Exercise data Block Start

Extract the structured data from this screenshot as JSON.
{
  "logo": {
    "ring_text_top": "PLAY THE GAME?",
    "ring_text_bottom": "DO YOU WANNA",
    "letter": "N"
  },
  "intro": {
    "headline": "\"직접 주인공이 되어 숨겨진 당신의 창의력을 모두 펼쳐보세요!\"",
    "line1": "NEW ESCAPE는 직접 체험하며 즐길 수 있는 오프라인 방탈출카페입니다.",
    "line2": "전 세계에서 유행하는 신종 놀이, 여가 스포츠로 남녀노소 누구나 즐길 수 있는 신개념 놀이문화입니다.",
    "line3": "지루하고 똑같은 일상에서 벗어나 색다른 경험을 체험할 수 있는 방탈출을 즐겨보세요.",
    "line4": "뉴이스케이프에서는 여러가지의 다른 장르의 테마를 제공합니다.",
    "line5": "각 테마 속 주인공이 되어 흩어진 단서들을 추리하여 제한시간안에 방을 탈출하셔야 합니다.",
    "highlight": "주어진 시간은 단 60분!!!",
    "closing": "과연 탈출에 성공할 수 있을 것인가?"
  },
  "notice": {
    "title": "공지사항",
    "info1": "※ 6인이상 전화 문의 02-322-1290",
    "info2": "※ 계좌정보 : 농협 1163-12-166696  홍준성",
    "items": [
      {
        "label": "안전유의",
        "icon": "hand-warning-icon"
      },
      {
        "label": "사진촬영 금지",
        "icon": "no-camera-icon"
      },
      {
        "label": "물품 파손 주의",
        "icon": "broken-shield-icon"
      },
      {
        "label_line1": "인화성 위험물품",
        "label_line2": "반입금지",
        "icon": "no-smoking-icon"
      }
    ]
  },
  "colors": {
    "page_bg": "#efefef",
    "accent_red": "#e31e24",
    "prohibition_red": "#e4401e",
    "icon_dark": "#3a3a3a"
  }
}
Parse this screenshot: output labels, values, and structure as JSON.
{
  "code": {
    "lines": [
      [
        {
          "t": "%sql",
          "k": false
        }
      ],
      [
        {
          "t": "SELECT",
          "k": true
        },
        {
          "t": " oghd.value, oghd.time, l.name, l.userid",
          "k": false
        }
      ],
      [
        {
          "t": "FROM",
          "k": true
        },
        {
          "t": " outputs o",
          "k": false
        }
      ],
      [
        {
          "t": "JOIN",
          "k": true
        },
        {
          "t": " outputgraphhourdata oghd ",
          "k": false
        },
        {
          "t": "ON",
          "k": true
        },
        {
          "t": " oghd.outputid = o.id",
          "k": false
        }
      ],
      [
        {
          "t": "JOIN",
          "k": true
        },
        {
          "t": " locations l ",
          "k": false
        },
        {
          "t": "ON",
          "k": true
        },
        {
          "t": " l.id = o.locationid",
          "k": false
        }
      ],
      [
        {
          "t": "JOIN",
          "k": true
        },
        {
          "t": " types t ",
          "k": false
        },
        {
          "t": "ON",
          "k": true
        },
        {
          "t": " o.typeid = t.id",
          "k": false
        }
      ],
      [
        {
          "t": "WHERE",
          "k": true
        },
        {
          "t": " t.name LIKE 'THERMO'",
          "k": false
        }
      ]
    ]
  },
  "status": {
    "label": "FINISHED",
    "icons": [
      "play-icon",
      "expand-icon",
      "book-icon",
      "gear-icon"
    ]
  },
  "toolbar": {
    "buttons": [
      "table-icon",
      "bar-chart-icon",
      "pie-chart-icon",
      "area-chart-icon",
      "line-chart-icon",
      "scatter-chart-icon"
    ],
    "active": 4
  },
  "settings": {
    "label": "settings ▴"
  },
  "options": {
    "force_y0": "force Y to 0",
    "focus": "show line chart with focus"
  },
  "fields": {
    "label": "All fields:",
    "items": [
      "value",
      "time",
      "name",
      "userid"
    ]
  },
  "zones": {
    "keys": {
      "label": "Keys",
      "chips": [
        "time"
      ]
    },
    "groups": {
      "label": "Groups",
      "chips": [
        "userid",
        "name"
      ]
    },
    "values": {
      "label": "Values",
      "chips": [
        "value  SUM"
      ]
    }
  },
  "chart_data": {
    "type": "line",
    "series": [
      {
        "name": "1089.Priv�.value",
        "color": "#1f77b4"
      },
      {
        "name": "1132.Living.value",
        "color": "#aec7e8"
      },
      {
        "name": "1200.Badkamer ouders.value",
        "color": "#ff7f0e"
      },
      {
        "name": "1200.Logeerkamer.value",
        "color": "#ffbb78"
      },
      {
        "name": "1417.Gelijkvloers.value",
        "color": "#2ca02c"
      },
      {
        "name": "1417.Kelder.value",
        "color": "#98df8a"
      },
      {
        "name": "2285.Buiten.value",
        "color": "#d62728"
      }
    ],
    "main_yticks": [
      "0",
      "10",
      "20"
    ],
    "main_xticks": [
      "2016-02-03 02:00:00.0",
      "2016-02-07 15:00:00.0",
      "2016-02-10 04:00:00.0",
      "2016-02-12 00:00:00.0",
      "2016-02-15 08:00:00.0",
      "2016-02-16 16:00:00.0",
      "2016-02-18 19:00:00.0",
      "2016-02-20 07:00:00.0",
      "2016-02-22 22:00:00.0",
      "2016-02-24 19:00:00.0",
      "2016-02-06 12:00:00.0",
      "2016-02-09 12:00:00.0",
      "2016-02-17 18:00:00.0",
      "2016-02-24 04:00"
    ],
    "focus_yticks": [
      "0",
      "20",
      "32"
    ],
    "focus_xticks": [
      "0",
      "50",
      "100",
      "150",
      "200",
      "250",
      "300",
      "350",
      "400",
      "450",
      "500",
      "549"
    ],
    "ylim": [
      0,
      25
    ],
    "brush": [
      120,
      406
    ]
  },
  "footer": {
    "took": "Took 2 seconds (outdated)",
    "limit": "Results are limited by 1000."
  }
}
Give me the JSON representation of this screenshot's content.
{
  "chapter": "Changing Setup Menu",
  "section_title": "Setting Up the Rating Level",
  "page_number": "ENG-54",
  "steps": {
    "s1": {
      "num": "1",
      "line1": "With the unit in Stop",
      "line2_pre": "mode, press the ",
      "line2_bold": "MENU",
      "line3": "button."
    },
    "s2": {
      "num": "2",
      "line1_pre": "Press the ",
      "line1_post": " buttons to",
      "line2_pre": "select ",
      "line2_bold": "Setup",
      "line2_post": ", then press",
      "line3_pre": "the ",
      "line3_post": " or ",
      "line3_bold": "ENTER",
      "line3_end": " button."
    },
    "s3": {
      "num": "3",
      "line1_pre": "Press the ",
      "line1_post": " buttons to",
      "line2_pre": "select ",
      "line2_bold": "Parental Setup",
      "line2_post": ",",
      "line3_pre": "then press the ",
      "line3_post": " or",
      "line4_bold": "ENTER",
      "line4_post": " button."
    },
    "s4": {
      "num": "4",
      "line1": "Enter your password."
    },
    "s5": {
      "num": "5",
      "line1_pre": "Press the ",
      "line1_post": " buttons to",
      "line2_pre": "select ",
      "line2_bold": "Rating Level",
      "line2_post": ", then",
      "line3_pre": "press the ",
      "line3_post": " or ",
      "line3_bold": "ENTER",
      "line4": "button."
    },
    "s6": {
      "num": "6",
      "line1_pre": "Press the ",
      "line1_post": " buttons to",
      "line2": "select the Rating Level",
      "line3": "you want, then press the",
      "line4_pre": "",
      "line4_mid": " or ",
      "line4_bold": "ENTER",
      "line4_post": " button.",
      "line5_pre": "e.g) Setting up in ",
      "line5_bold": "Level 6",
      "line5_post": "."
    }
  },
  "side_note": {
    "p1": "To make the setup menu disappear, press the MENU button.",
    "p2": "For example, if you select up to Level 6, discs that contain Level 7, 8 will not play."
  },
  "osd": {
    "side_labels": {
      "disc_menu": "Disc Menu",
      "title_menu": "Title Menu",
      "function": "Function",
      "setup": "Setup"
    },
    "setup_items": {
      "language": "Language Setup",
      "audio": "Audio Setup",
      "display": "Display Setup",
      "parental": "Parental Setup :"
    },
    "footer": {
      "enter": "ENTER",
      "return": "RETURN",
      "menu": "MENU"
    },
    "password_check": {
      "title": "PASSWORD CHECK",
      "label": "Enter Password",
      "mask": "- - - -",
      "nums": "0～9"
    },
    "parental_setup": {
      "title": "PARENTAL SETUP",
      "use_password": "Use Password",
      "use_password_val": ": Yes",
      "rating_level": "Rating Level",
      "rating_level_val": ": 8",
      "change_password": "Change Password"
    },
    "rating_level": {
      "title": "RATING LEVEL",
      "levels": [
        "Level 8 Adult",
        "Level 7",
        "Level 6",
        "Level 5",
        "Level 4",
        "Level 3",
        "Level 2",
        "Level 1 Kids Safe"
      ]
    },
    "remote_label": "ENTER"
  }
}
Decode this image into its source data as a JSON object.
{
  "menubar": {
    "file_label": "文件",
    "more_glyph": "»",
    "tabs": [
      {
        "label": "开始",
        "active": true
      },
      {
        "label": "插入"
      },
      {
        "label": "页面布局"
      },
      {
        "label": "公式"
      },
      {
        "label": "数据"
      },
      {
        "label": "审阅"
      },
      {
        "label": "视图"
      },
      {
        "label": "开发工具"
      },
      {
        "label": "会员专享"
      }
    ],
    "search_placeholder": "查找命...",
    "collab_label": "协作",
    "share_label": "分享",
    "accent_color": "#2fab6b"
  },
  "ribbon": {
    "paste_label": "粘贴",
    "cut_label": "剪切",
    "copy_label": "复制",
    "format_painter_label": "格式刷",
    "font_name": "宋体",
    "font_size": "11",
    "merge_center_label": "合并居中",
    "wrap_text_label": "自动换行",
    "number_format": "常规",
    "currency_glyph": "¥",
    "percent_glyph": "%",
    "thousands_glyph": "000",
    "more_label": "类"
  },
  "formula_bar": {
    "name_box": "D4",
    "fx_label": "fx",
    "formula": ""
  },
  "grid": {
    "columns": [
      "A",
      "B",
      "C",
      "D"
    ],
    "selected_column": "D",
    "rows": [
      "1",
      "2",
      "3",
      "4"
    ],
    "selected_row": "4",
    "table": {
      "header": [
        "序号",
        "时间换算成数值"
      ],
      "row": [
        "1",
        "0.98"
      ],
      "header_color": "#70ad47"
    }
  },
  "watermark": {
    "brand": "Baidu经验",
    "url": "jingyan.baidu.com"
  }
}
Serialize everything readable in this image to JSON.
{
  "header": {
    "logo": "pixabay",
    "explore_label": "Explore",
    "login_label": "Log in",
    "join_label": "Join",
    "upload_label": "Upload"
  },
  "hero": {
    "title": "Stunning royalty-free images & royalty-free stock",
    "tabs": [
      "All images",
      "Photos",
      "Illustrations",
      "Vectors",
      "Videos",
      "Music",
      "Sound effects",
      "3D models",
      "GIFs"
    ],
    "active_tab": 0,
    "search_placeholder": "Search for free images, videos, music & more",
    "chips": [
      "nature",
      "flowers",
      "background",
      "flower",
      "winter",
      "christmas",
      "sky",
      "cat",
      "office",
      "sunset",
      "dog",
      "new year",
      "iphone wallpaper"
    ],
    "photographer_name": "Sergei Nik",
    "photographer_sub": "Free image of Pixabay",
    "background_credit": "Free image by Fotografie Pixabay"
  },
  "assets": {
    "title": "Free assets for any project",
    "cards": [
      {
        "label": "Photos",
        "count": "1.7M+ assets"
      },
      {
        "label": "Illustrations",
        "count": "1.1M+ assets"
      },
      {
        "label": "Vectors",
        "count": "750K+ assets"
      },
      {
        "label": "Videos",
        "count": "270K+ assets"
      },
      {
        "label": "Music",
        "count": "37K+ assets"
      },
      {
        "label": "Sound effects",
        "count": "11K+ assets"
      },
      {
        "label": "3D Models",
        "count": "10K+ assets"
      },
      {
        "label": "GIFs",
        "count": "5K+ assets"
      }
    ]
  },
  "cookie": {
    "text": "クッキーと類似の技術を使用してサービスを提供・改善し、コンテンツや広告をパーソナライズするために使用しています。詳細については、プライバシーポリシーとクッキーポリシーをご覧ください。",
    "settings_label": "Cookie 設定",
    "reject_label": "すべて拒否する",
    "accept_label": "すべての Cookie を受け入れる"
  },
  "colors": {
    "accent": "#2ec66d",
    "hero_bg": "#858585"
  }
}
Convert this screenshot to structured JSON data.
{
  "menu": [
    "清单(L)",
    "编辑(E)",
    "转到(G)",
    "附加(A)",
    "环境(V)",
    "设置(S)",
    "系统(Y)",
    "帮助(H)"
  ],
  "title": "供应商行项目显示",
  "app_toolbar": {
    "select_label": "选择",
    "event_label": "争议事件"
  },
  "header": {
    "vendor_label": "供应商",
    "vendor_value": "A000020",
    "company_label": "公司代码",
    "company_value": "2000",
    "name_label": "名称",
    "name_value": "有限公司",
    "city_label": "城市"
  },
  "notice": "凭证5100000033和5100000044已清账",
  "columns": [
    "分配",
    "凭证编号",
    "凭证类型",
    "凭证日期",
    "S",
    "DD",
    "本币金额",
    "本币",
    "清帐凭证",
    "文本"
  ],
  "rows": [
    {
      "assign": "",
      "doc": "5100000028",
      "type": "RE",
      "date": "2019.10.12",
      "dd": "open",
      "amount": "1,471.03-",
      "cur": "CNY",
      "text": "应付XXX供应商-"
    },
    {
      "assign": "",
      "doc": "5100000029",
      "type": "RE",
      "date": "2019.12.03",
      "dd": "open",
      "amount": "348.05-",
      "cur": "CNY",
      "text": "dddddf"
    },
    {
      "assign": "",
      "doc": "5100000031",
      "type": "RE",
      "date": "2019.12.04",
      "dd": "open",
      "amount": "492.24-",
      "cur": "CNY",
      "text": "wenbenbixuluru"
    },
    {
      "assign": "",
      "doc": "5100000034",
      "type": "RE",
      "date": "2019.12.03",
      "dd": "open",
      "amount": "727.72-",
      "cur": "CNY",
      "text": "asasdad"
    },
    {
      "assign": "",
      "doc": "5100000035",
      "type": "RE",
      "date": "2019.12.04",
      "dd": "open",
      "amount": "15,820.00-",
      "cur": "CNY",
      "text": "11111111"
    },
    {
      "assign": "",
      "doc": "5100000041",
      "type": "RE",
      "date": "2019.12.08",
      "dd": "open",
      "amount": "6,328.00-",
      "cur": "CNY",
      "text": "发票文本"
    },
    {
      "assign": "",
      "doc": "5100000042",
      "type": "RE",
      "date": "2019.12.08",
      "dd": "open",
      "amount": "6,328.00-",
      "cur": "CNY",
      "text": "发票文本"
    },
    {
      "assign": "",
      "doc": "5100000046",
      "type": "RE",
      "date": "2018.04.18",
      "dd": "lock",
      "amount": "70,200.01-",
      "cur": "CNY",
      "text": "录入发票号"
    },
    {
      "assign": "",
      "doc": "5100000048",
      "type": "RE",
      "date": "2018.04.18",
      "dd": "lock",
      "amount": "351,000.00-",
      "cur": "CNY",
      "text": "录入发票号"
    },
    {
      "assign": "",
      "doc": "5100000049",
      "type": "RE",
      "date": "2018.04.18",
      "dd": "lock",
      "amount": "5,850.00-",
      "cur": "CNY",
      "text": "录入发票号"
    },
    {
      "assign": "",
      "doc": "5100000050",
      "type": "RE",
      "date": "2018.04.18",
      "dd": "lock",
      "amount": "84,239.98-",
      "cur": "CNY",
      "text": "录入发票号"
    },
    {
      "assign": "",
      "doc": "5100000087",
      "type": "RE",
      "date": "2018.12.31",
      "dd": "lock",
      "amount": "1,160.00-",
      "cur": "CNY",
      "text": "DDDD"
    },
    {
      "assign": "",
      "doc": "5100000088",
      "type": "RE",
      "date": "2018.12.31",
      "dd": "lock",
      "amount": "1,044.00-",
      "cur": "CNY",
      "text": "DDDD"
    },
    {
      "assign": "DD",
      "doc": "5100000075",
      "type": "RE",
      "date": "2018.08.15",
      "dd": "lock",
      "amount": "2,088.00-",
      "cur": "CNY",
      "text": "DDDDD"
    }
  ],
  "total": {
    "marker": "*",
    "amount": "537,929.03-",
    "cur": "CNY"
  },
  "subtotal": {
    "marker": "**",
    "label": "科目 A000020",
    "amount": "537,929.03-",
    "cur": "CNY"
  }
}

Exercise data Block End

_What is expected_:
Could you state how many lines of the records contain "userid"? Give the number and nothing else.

_Task response_:
3